Estimating inventory is sometimes a necessary process for every business especially when a physical count is impractical or impossible. For example, you may need to know the amount of your business inventory that was destroyed by floods. Businesses that use the perpetual system should report the inventory account balance during such situations. However, the companies that use the periodic system of reporting must give the estimated value of the inventory.
The retail inventory method and gross profit method are the two approaches to estimating the value of inventory.
Retail inventory method
The retail inventory method is based on the relationship between the cost of products and their retail price. Note that the estimated value obtained using this method isn’t entirely accurate and therefore, you should supplement it with physical count where possible.
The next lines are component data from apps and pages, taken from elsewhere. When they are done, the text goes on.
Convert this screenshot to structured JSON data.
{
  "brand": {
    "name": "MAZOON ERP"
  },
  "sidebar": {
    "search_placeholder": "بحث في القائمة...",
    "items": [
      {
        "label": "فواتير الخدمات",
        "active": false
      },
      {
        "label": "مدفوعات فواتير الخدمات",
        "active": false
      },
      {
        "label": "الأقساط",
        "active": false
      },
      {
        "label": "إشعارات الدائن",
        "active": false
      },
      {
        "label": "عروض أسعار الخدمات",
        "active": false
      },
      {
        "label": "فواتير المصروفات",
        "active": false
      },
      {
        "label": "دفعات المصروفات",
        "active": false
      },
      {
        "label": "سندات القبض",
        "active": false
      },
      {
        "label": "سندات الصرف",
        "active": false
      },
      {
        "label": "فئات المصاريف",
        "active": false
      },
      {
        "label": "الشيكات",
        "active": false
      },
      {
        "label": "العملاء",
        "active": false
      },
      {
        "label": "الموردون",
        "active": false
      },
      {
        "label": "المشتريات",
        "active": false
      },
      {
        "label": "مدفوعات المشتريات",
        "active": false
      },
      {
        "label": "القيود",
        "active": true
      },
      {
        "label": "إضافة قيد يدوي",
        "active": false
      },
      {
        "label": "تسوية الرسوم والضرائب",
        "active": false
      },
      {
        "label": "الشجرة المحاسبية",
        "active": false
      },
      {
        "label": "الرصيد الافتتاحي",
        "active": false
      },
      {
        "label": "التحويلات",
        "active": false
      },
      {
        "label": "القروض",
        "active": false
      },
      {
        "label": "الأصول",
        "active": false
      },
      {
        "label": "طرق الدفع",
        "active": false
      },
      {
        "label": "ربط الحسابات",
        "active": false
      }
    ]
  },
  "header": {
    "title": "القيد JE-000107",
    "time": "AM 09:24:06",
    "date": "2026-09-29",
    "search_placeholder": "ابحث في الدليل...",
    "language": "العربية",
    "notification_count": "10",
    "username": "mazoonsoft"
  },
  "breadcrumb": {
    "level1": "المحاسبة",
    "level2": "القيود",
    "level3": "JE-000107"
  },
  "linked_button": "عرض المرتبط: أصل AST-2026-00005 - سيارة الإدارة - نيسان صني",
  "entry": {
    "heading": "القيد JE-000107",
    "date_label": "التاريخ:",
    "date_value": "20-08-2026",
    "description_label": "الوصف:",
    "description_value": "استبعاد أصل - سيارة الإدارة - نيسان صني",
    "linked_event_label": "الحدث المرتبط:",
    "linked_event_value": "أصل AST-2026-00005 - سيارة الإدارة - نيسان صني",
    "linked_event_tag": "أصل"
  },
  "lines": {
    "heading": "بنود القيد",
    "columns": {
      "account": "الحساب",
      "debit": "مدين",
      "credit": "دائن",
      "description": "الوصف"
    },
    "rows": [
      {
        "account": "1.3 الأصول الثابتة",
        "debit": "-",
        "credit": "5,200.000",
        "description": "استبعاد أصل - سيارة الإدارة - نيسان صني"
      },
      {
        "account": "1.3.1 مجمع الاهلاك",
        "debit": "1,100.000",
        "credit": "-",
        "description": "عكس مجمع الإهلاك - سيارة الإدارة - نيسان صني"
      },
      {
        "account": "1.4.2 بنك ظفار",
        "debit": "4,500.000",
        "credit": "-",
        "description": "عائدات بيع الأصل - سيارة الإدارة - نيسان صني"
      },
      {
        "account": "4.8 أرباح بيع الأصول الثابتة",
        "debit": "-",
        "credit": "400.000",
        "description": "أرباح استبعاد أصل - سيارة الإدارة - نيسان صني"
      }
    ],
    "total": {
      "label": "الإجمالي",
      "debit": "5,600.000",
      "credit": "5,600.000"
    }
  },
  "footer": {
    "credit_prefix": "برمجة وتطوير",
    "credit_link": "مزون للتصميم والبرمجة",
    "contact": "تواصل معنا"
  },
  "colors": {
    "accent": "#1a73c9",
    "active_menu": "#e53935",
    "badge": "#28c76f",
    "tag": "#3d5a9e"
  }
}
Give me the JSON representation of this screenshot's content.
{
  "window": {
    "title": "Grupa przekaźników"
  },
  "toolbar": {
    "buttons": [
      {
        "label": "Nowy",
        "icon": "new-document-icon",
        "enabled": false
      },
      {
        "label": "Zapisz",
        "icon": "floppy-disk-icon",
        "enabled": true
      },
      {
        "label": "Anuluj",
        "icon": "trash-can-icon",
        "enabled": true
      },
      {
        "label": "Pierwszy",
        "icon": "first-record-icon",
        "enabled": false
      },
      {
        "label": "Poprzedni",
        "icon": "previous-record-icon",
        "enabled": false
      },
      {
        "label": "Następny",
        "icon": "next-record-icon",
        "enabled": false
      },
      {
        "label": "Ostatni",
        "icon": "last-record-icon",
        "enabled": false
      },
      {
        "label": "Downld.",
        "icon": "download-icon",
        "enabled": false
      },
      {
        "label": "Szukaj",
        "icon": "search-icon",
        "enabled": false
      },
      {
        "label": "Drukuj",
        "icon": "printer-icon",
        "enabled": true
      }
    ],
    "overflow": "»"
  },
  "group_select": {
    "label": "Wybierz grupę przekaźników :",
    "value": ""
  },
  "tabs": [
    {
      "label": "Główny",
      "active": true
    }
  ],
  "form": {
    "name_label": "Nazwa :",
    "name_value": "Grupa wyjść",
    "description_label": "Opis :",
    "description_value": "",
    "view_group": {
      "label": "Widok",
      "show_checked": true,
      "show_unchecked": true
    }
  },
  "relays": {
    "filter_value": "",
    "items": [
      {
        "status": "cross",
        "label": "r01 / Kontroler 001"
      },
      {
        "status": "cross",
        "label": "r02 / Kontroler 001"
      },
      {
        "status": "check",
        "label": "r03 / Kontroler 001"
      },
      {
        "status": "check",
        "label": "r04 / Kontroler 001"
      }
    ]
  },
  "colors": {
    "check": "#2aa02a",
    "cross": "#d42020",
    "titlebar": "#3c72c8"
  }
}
Its results aren’t adequate for the preparation of the company’s financial statements, typically the income statement and balance sheet, at the end of the accounting period.
Here are the steps involved in the estimation of inventory using the retail inventory method.
- Determine the cost-to-retail percentage using the formula (Cost ÷ Retail Price)
- Determine the cost of goods available for sale using the formula (Cost of inventory at the start of the account period + cost of purchases)
- Determine the cost of sales during the accounting period using the formula (Sales x Cost-to-retail percentage)
- Determine the ending inventory using the formula (Cost of products available for sale – cost of sales during that accounting period.
The gross profit method
The gross profit method helps you to estimate the ending inventory in a reporting period. It can be used in the following cases:
- If the inventory was destroyed and you need to know the ending inventory for the purpose of making a claim for insurance reimbursement
- For interim periods between inventory physical counts
Here are the steps you should follow to estimate the inventory using the gross profit method.
- Calculate the cost of goods available for sale by adding together the cost of inventory at the start of the accounting period and the cost of purchases during that period
- Multiply (1- the estimated gross profits) by the sales to get the estimate of cost of goods sold
- Subtract the estimated cost of goods sold calculated in step 2 from the cost of goods available for sale (that you calculated in step 1) to get the inventory at the end of the accounting period.
Note that these two methods of estimating inventory only give an estimated value and not exact value of inventory. Where possible, conduct a physical inventory count to get the exact amount of inventory available using one of the two methods allowed under FRS 2 Inventories. Contact us today and engage an accounting service in Singapore so to relieve your burden especially if you number crunching is not your edge.